Inhale deeply, drawing your lower ribs toward one another, feeling your core get stronger and your rib cage slide downwards. When you have finished this exhale, without exhaling then tuck your tailbone inwards to flatten your back, then lift your hips about 3 or 4 inches off the ground.
Beware of letting your lower back arch slide by making use of the power of your glutes and core.
While maintaining the bridge position Take five long deep breaths that are focused on correct rib motion and exhales, focusing on the exhale.
Keep this posture by with the power of your glutes and core to ensure that you don’t let your low back arch.
Avoid bending your ribs while breathing. You should not notice tension or stress in your neck, jaw or shoulders.

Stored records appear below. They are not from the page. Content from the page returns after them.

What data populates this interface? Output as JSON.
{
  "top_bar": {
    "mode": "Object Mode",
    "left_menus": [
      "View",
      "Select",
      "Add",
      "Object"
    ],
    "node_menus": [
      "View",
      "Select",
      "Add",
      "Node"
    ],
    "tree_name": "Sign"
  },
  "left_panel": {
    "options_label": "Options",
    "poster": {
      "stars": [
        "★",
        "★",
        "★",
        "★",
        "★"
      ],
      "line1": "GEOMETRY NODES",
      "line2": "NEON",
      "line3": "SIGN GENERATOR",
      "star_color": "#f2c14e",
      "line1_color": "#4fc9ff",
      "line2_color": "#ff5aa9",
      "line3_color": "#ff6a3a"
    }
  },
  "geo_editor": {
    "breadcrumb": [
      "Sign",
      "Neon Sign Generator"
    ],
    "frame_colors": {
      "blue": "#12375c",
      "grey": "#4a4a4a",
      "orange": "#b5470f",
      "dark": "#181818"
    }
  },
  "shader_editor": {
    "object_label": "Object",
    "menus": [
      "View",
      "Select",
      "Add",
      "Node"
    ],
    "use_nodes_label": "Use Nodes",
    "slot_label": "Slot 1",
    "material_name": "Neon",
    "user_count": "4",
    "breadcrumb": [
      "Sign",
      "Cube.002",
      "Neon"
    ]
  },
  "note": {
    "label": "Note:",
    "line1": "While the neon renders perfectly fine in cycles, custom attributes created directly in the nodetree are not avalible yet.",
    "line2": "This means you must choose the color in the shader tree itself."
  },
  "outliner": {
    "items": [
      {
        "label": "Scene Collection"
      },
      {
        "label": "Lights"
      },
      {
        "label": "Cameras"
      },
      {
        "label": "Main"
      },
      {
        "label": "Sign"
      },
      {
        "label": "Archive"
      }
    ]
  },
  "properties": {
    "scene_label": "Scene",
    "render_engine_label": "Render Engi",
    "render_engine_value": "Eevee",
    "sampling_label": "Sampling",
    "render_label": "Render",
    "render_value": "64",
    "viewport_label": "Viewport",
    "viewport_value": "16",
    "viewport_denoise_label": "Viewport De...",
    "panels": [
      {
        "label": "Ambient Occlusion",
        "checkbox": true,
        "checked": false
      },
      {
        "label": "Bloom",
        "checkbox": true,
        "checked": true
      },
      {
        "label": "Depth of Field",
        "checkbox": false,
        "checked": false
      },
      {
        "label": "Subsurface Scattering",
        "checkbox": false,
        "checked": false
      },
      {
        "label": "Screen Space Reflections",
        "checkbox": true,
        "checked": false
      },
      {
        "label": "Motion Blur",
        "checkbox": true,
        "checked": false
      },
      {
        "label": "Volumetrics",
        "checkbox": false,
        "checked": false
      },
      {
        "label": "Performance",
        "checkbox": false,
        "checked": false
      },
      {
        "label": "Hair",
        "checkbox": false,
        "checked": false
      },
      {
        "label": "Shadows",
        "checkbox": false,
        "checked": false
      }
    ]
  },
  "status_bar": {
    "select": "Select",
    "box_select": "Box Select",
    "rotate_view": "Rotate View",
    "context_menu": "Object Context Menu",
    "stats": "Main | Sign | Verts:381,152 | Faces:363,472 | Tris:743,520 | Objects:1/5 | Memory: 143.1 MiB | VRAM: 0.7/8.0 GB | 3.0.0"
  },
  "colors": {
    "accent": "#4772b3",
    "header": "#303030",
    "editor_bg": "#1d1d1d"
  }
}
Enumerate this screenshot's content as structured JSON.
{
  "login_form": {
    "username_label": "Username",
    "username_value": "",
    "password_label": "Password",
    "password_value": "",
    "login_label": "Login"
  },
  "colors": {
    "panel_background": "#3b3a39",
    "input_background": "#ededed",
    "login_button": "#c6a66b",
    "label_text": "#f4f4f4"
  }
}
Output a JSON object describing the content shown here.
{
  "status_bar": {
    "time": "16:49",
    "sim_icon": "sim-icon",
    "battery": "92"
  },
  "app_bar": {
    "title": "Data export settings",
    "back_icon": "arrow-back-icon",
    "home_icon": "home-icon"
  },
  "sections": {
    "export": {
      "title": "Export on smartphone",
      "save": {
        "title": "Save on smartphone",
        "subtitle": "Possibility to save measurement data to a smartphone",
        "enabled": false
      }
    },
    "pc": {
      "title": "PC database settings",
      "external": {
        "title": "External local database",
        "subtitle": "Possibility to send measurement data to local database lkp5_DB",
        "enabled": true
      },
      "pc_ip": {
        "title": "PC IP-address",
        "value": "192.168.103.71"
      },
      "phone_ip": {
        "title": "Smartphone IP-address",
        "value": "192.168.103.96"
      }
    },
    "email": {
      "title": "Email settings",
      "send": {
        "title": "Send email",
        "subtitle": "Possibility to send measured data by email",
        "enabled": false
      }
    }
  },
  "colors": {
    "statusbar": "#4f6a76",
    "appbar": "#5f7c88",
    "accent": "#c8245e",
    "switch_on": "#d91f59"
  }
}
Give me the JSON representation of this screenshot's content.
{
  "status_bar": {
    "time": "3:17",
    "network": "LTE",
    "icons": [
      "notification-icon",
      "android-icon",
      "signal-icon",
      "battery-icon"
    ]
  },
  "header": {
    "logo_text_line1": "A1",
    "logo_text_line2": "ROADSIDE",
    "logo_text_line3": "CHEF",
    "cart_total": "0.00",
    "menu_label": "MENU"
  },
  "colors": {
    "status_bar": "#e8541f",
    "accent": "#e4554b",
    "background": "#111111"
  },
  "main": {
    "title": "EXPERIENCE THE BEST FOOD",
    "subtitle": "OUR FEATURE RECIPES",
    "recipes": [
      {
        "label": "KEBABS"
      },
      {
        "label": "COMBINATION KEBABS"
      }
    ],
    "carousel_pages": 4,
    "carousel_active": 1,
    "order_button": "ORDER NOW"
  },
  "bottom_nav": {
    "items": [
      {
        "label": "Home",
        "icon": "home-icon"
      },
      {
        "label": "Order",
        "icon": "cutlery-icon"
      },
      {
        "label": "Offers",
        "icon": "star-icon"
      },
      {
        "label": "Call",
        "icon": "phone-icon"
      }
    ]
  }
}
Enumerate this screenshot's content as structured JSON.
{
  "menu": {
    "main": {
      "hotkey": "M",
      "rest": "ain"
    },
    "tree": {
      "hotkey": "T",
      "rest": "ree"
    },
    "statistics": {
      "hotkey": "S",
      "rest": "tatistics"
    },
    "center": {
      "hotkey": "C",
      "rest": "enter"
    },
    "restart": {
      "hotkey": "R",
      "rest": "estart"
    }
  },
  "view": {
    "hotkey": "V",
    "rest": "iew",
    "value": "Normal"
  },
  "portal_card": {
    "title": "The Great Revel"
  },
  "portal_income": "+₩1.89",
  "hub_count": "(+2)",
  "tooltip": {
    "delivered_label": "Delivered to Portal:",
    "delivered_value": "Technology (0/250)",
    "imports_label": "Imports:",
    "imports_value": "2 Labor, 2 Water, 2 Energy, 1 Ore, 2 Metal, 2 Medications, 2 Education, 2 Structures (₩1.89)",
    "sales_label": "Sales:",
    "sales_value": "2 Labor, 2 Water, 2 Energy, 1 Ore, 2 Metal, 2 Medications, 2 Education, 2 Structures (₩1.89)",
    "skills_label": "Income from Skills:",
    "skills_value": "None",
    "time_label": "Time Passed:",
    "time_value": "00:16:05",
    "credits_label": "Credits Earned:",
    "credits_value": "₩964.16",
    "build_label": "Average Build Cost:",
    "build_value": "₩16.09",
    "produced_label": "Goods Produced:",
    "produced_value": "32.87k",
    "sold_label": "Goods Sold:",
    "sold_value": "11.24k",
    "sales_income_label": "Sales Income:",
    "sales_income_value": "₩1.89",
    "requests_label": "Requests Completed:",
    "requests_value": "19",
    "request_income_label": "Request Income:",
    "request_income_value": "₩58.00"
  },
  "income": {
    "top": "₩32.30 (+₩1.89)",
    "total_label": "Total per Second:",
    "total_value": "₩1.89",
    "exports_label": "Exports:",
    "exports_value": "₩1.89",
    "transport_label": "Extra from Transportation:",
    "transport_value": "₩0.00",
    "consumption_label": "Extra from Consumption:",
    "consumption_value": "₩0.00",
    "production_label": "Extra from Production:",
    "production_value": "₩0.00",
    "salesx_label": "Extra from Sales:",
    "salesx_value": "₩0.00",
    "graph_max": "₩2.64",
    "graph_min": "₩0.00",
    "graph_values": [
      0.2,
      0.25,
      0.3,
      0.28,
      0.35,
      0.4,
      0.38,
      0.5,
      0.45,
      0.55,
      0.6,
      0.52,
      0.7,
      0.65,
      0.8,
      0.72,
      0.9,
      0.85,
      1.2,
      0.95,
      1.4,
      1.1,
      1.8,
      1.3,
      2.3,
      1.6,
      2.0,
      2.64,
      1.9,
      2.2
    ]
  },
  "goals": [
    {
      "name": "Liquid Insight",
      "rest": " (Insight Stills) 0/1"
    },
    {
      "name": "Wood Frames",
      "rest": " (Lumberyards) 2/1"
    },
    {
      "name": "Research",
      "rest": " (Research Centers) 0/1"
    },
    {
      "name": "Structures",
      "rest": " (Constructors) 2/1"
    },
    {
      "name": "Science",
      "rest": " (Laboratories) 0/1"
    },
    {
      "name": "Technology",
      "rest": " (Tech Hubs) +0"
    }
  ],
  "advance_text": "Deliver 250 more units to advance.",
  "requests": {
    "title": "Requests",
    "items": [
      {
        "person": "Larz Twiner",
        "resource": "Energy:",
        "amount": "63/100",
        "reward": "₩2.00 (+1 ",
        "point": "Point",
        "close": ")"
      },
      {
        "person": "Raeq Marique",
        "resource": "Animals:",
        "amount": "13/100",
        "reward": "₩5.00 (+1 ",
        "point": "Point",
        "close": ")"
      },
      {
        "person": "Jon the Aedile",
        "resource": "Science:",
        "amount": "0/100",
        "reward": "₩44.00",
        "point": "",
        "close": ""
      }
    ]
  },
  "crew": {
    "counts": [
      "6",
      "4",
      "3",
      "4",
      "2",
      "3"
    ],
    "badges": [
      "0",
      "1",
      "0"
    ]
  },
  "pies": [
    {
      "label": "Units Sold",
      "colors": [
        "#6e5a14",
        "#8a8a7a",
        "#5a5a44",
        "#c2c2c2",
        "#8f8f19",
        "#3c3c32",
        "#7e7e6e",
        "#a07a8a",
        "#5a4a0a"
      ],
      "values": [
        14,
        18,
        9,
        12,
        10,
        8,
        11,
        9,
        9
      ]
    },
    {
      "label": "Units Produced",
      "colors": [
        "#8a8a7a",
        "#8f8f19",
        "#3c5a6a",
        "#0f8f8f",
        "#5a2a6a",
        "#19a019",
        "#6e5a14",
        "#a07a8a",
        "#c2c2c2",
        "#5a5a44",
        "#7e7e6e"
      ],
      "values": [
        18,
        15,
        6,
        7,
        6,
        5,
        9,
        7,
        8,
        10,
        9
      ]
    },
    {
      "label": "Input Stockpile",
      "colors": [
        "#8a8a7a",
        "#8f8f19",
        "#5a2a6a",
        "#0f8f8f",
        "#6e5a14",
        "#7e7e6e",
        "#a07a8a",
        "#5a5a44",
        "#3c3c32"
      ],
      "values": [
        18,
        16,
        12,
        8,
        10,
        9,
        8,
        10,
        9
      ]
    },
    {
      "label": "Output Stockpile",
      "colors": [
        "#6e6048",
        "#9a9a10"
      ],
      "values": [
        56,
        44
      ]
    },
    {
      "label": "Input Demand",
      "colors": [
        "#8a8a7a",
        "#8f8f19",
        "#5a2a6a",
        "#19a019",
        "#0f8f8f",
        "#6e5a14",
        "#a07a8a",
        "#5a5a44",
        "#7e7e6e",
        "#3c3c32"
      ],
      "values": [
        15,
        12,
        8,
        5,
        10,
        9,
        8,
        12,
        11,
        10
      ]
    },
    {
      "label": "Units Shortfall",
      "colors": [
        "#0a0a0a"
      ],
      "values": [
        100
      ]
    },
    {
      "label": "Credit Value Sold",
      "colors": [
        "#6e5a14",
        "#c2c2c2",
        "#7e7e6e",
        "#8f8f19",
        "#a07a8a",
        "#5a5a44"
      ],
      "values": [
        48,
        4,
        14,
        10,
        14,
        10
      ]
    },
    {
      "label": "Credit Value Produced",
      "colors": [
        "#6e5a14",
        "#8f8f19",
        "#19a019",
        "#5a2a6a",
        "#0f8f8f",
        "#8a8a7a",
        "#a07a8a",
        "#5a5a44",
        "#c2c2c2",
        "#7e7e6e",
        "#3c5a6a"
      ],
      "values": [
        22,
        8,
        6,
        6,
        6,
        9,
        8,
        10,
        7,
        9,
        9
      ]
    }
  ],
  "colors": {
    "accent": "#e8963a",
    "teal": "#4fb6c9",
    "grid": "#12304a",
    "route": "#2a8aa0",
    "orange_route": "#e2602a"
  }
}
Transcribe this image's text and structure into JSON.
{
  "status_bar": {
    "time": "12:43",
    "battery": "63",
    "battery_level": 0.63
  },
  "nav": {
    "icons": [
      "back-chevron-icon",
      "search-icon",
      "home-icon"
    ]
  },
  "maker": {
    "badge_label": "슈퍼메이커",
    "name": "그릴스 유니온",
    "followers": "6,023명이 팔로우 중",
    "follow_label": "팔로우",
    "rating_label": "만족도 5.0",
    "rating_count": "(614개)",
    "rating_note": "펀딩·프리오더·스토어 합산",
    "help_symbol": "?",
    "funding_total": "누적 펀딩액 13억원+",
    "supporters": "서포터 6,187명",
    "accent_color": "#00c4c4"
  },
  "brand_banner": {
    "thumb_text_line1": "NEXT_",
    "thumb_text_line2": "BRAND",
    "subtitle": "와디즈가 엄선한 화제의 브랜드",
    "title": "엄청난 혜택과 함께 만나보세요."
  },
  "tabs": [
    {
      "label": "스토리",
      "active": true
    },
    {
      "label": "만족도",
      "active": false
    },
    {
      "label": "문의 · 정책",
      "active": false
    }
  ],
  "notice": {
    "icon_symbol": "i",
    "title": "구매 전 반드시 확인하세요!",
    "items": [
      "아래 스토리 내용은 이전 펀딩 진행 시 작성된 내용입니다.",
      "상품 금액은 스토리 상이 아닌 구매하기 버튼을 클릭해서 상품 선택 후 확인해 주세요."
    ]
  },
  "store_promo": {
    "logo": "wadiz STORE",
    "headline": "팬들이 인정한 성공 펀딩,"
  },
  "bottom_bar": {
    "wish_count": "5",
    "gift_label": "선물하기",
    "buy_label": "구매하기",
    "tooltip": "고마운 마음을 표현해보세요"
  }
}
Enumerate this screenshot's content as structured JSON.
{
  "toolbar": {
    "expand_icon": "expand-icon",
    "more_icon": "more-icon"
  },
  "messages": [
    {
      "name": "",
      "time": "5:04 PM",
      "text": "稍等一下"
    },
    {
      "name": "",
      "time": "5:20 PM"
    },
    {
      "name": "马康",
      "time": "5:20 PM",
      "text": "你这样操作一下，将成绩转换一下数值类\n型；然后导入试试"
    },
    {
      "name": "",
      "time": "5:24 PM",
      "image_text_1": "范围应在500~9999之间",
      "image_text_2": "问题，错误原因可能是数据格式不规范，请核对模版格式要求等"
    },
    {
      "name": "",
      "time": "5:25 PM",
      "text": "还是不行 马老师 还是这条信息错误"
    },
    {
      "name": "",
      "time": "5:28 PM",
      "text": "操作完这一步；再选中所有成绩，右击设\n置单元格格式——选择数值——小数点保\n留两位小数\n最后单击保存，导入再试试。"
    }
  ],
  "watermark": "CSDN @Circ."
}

If you feel discomfort while lifting your hips to the bridge, hold your hips and return to the floor while you practice your breathing exercises.
Try two sets for the total of 10 breaths.
2. Exercises for pelvis and hip mobility
The lumbar vertebrae of your lower back aren’t intended to twist They are designed to remain stable. The hips are built with ball-and-socket joints that allow to rotate in all directions.
If your hips are tight or your pelvis isn’t able to move easily, you put pressure on your lower back. It is important to reduce the pressure by establishing an appropriate balance between pelvis and hip mobility, and stability in the lumbar region.
Affecting the hip flexors properly is the most important point of entry for pelvis and hip mobility.
3. Exercises to help the midback rotation
The thoracic spine that lies located in your middle back is designed to rotate however if it fails to move properly it causes your lower back and lower back to over compensate. Midback rotation exercises are great for relieving pressure on the lower back and encouraging healthy spinal movement.
This double bent-knee flexion uses breathing and rib movements to help support healthy rotation in the center of your back while also keeping your lower back strong. If you are trying any kind of back twisting exercise, remember these tips in your head.
Twists that are double bent.
Place your body on your right side while your knees are bent to 90 degrees, and your feet aligned towards your hips.
Put a cushion or pad underneath your head to ensure your neck stays at a neutral.
Your hips and knees need to be in a straight line and stack to keep your lower back in place.
Put a yoga block or pillow on your knees.
It is important that you stack your shoulders, knees and hips.
Take both arms straight towards the front aligned with your shoulders, putting your palms in a row, with your hands on the ground.
Inhale while extending your left arm towards the left while maintaining your lower body’s place on the right. your hips and knees stay straight and stacking. This is crucial to ensure your lower back stays in place.
Place your right hand on the side part of the leg you are standing on to keep it in the right position.
The twist should be at the center of your backnot from your lower back.
Put your right hand on the side part of the leg you are standing on, to help keep it in the right position.
Focus on pulling your lower ribs backwards towards that right-hand side of your ribcage to aid in rotating your thoracic and rib cage spine further into twist.
Continue to breathe for four breaths, keeping the position and focusing on the ribs’ movement in exhale to guide the movement. Return to where you started.